Practice tip: Very important if you want to shoot the skyscrapers impressively: one should take a very short focal length! 18 mm (@ 35 mm) are the minimum, 15 mm or less are optimal. In Dubai you can find lenses of the well-known third party manufacturers at reasonable prices, since there is neither the VAT, income or sales tax!
A little more contemplative is the creek, the water arm that protrudes from the Arabian Gulf into the town and can be crossed with small wooden boats, the abras, for € 0.20 per trip. On the east side of the Creek, there are less skyscrapers, but not less many photographs. Right next to the pier of the Abras, the traditional Persian dhows, teak freight ships, bring all kinds of goods to Iran or from there into the Emirates. Not only the old boats offer plenty of opportunity to take photos, but the mostly Indian or Pakistani crews again and again invites me to push the release button.

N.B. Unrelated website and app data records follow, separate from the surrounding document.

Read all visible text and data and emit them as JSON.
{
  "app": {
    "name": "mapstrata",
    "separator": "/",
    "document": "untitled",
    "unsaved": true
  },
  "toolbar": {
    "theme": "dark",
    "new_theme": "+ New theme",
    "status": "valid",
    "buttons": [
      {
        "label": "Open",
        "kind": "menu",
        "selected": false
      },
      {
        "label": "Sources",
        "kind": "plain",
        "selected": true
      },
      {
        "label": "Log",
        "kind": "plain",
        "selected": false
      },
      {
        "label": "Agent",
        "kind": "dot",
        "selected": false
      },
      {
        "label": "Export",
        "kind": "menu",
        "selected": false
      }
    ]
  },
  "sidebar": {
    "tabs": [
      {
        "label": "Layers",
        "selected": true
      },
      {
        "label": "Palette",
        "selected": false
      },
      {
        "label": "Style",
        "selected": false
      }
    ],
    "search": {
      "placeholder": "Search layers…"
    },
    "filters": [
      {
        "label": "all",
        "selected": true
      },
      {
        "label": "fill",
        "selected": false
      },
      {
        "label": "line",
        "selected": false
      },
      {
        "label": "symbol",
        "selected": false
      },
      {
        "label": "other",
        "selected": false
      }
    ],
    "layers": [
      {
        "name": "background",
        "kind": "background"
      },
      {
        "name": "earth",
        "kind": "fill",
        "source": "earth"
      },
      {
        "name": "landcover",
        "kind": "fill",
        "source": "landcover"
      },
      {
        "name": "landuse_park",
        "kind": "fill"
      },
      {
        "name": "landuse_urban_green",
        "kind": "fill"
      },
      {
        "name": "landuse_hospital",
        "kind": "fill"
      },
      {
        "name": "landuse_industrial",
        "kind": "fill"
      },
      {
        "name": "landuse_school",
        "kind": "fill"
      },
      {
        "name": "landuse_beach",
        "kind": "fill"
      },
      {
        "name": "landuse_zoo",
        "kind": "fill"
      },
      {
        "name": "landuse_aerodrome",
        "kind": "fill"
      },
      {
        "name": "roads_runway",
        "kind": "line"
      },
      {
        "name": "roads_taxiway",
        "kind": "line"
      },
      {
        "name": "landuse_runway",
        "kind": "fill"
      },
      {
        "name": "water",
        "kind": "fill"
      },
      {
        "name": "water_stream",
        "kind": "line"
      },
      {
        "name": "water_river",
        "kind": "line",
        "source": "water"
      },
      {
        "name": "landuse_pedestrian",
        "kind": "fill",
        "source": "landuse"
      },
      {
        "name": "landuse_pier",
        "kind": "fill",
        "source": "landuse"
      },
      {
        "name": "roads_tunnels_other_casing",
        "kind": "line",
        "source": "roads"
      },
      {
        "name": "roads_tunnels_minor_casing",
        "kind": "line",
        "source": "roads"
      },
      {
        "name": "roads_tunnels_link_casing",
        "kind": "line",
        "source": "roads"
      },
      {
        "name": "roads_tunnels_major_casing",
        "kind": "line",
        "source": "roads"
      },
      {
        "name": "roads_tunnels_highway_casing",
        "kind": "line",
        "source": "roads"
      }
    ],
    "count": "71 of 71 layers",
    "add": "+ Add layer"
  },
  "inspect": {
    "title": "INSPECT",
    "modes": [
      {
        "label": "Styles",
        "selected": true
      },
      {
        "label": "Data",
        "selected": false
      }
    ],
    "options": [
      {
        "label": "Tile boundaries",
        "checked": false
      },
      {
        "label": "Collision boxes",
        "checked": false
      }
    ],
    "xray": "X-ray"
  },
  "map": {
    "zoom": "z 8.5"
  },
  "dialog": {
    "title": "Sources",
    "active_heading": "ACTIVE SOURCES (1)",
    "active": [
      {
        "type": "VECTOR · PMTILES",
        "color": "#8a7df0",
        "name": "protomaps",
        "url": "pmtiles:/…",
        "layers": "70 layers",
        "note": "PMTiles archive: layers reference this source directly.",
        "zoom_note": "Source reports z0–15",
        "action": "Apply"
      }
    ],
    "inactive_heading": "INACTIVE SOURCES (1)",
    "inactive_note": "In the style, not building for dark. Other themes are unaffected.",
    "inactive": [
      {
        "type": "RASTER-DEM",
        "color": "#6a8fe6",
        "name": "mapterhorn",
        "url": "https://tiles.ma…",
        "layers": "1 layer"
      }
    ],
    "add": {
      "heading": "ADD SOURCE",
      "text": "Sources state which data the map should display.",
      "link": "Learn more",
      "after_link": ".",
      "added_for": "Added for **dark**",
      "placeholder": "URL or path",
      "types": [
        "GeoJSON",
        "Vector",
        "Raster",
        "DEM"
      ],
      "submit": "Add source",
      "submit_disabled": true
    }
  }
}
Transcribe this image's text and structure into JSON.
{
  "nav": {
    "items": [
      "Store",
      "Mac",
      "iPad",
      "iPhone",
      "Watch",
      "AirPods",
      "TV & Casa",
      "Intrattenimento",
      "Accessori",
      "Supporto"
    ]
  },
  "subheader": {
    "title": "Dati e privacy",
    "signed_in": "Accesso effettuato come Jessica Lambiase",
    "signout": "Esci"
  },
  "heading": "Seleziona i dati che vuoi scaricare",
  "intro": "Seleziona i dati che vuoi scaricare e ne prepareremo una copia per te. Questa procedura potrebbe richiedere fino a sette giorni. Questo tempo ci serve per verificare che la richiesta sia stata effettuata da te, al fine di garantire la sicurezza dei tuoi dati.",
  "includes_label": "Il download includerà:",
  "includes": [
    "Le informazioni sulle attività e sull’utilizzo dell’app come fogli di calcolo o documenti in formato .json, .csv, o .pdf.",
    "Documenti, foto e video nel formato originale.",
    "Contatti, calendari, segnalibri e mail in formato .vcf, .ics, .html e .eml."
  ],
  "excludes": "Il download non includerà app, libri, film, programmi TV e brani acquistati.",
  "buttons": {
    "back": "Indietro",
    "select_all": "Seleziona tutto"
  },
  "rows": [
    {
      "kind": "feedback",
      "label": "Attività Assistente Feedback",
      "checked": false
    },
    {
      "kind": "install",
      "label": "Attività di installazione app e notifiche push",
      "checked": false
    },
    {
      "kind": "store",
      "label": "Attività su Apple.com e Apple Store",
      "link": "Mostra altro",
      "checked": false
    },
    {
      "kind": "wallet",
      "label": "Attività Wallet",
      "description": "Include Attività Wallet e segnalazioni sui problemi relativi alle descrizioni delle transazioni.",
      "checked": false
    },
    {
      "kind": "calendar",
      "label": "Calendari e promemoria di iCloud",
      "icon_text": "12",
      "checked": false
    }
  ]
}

Rarely have I received a negative answer to the question of a portrait, but mostly fascinating portrait studies of friendly, foreign personalities. Many of the goods arriving from the Dhau’s from the Middle and Far East can be found on the Al Ras district, which is immediately adjacent to the port area, in the numerous souks, the markets. There is the gold souk, the spice souk, the silk souk, the food souk, but also a more remote one for cars or entertainment electronics. For buyers, the matter is very handy, as the traders of an industry are gathered in a street and find everything in a rich offer and the obvious competitiveness of course animates the business. And only very inexperienced tourists pay the first demanded price, which is, of course, completely inflated, finally you want to negotiate!
Practical tip: Even if Dubai seems to be the most liberal place in the Islamic world, one should take a very cautious approach when photographing people. Not everyone likes to be photographed and before shooting traditionally dressed Arabs they should be asked, photographing of women should be avoided.
All these markets are an inexhaustible photo hunting ground, you certainly do not need to emphasize here. But do not come between 1pm and 4pm, then the souks look as if they are extinct, there is a lunch break, and there is nothing to see from the lively activity and the surplus product offer. The standard zoom with approx. 35-150 mm (@ 35 mm) is sufficient for the photo raids in the port area and the souks, but plenty of memory space should be available.
An impression of traditional life and classical Arabian architecture can only be found in the Heritage Village, the Heritage House, the Diving Village, the Dubai Museum and some other extensively but authentically restored or rebuilt buildings of the old Dubai. In the narrow, shaded alleys of the Heritage Village, you can stroll around the undisturbed life of the turbulent life and make up for some of the contemplative architectural photographs from the past and then settle down in one of the galleries, cafes or restaurants to taste date cakes and Arabic coffee to enjoy a candle-lit dinner with camelmeat.